PROBLEM> Please keep pictures out of the copy, and print exactly the lines from the one containing "Decode this image" through the end of the records.

▼

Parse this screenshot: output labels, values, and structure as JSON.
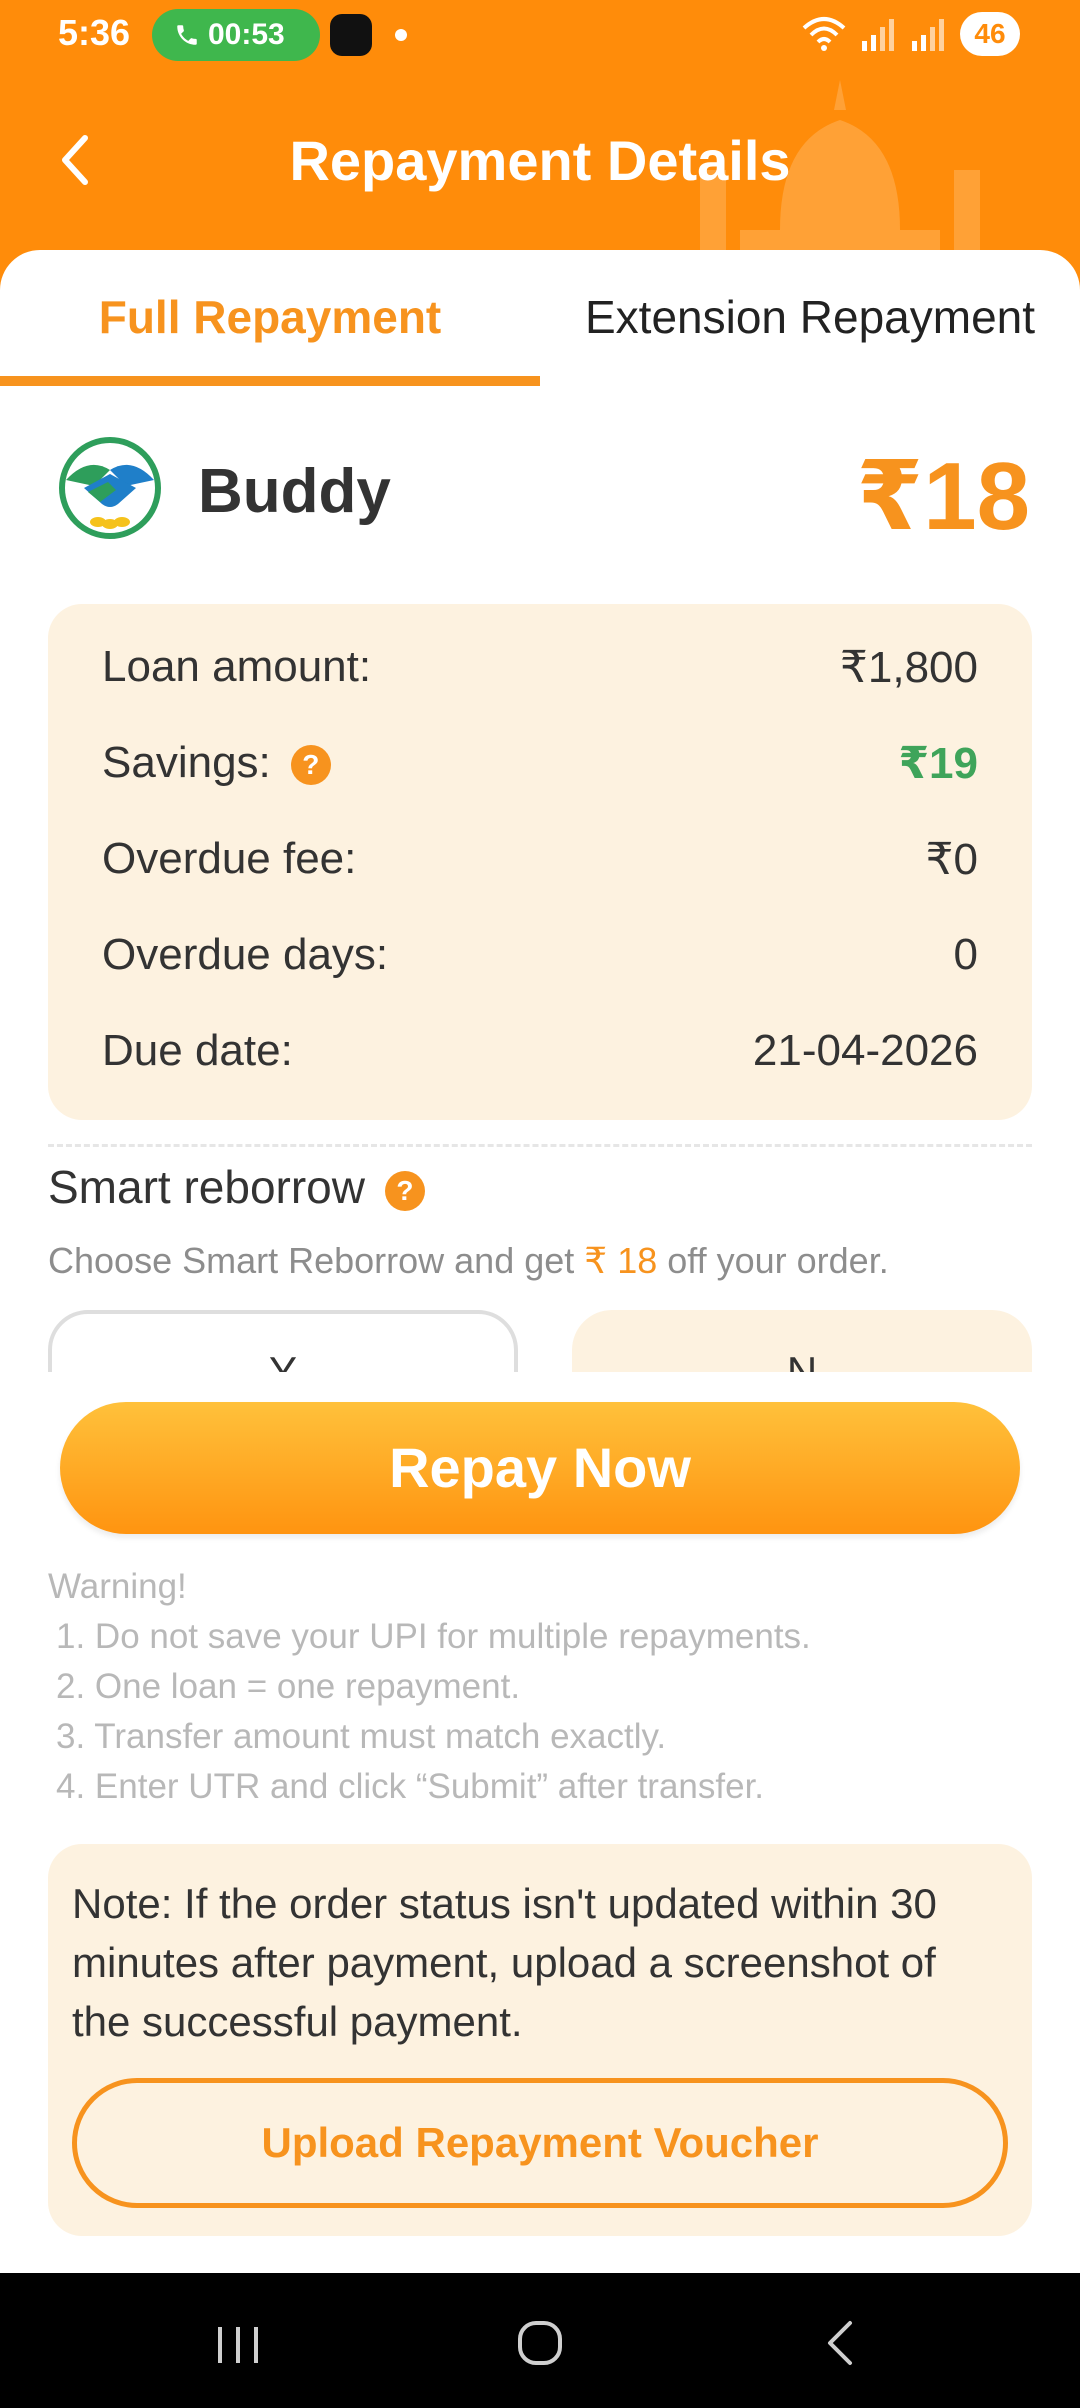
{
  "status_bar": {
    "time": "5:36",
    "call_duration": "00:53",
    "battery": "46"
  },
  "header": {
    "title": "Repayment Details"
  },
  "tabs": [
    {
      "label": "Full Repayment",
      "active": true
    },
    {
      "label": "Extension Repayment",
      "active": false
    }
  ],
  "lender": {
    "name": "Buddy",
    "amount": "₹18"
  },
  "details": {
    "loan_amount_label": "Loan amount:",
    "loan_amount_value": "₹1,800",
    "savings_label": "Savings:",
    "savings_value": "₹19",
    "overdue_fee_label": "Overdue fee:",
    "overdue_fee_value": "₹0",
    "overdue_days_label": "Overdue days:",
    "overdue_days_value": "0",
    "due_date_label": "Due date:",
    "due_date_value": "21-04-2026"
  },
  "smart_reborrow": {
    "title": "Smart reborrow",
    "desc_prefix": "Choose Smart Reborrow and get ",
    "desc_amount": "₹ 18",
    "desc_suffix": " off your order.",
    "option_yes": "Y",
    "option_no": "N"
  },
  "repay_button": "Repay Now",
  "warning": {
    "heading": "Warning!",
    "items": [
      "1. Do not save your UPI for multiple repayments.",
      "2. One loan = one repayment.",
      "3. Transfer amount must match exactly.",
      "4. Enter UTR and click “Submit” after transfer."
    ]
  },
  "note": {
    "text": "Note: If the order status isn't updated within 30 minutes after payment, upload a screenshot of the successful payment.",
    "button": "Upload Repayment Voucher"
  },
  "colors": {
    "brand_orange": "#ff8c0a",
    "accent": "#f7931e",
    "savings_green": "#3fa45a",
    "panel_bg": "#fdf2e0"
  },
  "icons": [
    "back-arrow-icon",
    "phone-icon",
    "wifi-icon",
    "signal-icon",
    "help-icon",
    "recents-nav-icon",
    "home-nav-icon",
    "back-nav-icon"
  ]
}
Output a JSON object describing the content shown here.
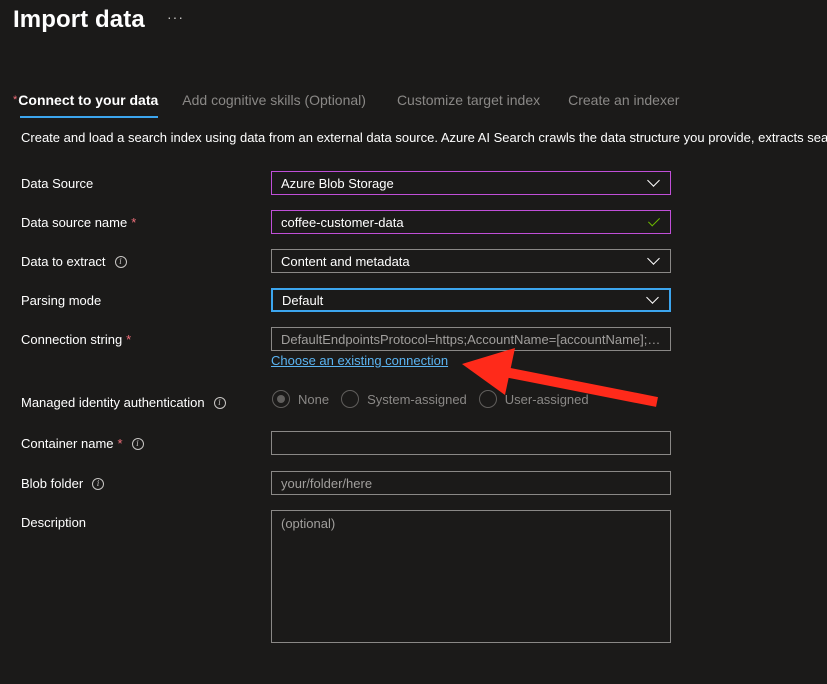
{
  "header": {
    "title": "Import data",
    "more_label": "···"
  },
  "tabs": [
    {
      "label": "Connect to your data",
      "active": true,
      "required_mark": "*"
    },
    {
      "label": "Add cognitive skills (Optional)",
      "active": false
    },
    {
      "label": "Customize target index",
      "active": false
    },
    {
      "label": "Create an indexer",
      "active": false
    }
  ],
  "intro": "Create and load a search index using data from an external data source. Azure AI Search crawls the data structure you provide, extracts searchable content",
  "form": {
    "data_source": {
      "label": "Data Source",
      "value": "Azure Blob Storage"
    },
    "data_source_name": {
      "label": "Data source name",
      "required": "*",
      "value": "coffee-customer-data"
    },
    "data_to_extract": {
      "label": "Data to extract",
      "value": "Content and metadata"
    },
    "parsing_mode": {
      "label": "Parsing mode",
      "value": "Default"
    },
    "connection_string": {
      "label": "Connection string",
      "required": "*",
      "value": "DefaultEndpointsProtocol=https;AccountName=[accountName];AccountKey=[accountKey]",
      "link": "Choose an existing connection"
    },
    "managed_identity": {
      "label": "Managed identity authentication",
      "options": [
        "None",
        "System-assigned",
        "User-assigned"
      ],
      "selected": "None"
    },
    "container_name": {
      "label": "Container name",
      "required": "*",
      "value": ""
    },
    "blob_folder": {
      "label": "Blob folder",
      "placeholder": "your/folder/here"
    },
    "description": {
      "label": "Description",
      "placeholder": "(optional)"
    }
  },
  "colors": {
    "accent": "#3ca5ee",
    "required": "#f1707b",
    "annotation_arrow": "#ff2a1a",
    "focus_purple": "#c04fd8"
  },
  "icons": [
    "info-icon",
    "chevron-down-icon",
    "check-icon",
    "annotation-arrow"
  ]
}
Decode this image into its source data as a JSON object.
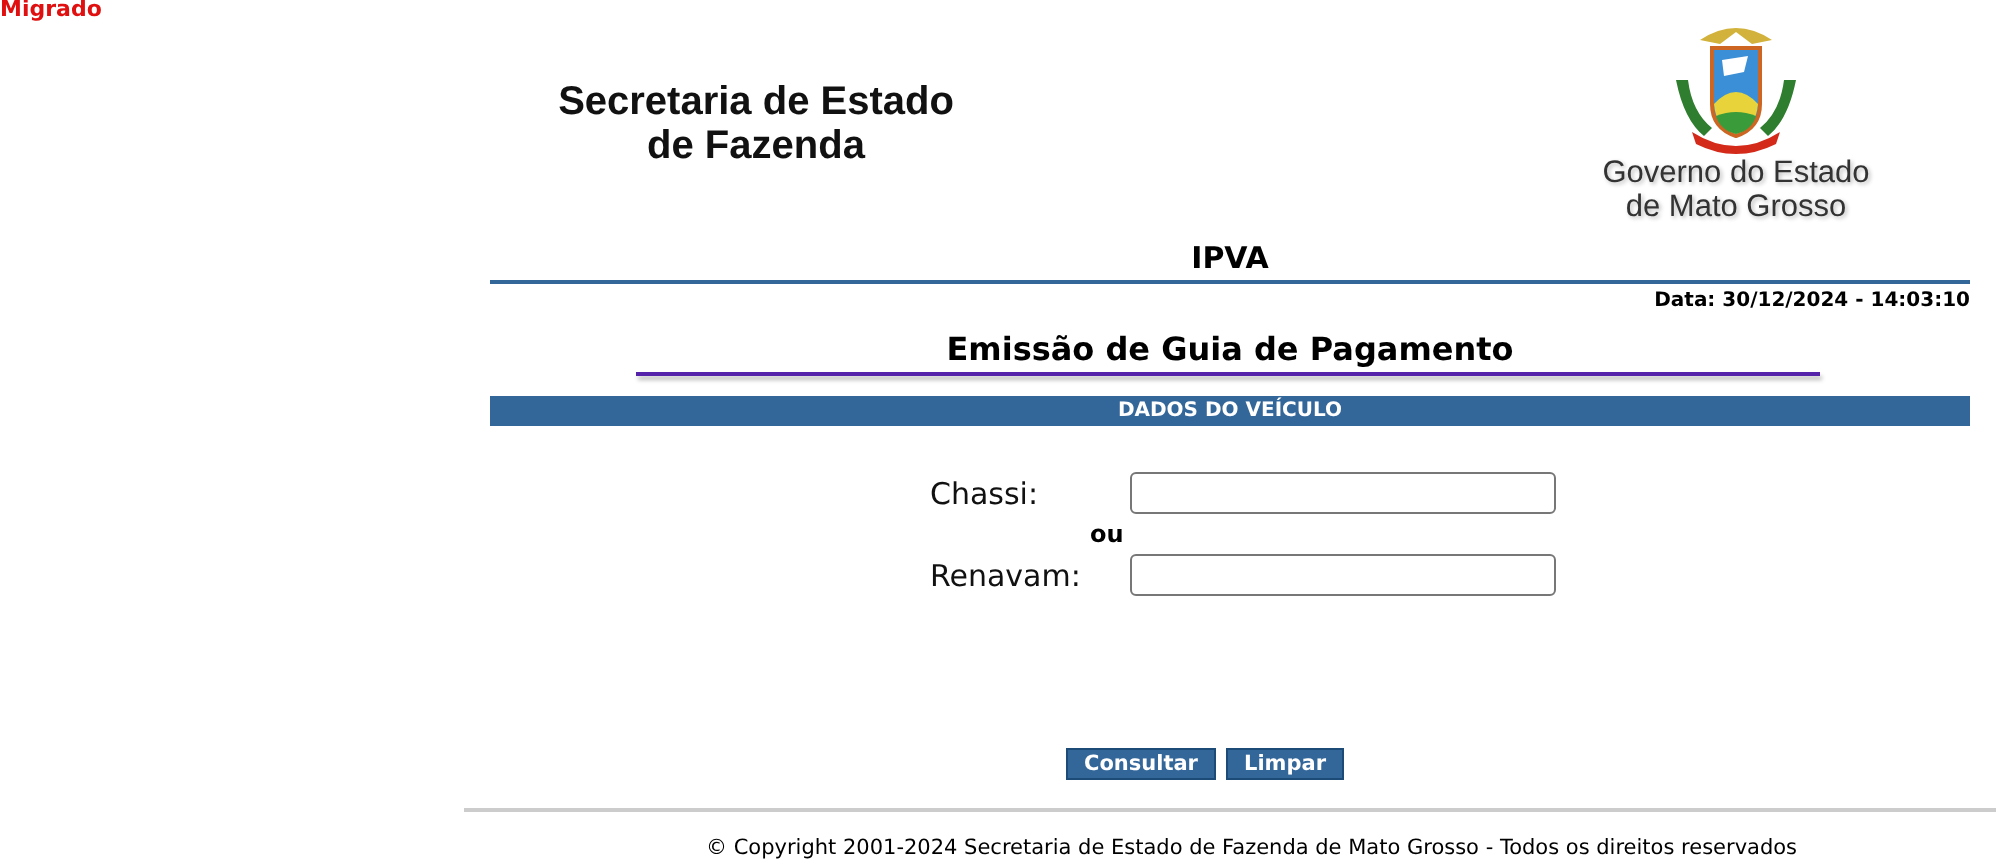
{
  "badge": "Migrado",
  "header": {
    "agency": [
      "Secretaria de Estado",
      "de Fazenda"
    ],
    "government": [
      "Governo do Estado",
      "de Mato Grosso"
    ]
  },
  "system": "IPVA",
  "date": "Data: 30/12/2024 - 14:03:10",
  "title": "Emissão de Guia de Pagamento",
  "section": "DADOS DO VEÍCULO",
  "fields": [
    {
      "label": "Chassi:"
    },
    {
      "label": "Renavam:"
    }
  ],
  "separator": "ou",
  "buttons": [
    "Consultar",
    "Limpar"
  ],
  "footer": "© Copyright 2001-2024 Secretaria de Estado de Fazenda de Mato Grosso - Todos os direitos reservados"
}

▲

REPLY>
Decode this image into its source data as a JSON object.
{
  "badge": "Migrado",
  "header": {
    "agency": [
      "Secretaria de Estado",
      "de Fazenda"
    ],
    "government": [
      "Governo do Estado",
      "de Mato Grosso"
    ]
  },
  "system": "IPVA",
  "date": "Data: 30/12/2024 - 14:03:10",
  "title": "Emissão de Guia de Pagamento",
  "section": "DADOS DO VEÍCULO",
  "fields": [
    {
      "label": "Chassi:"
    },
    {
      "label": "Renavam:"
    }
  ],
  "separator": "ou",
  "buttons": [
    "Consultar",
    "Limpar"
  ],
  "footer": "© Copyright 2001-2024 Secretaria de Estado de Fazenda de Mato Grosso - Todos os direitos reservados"
}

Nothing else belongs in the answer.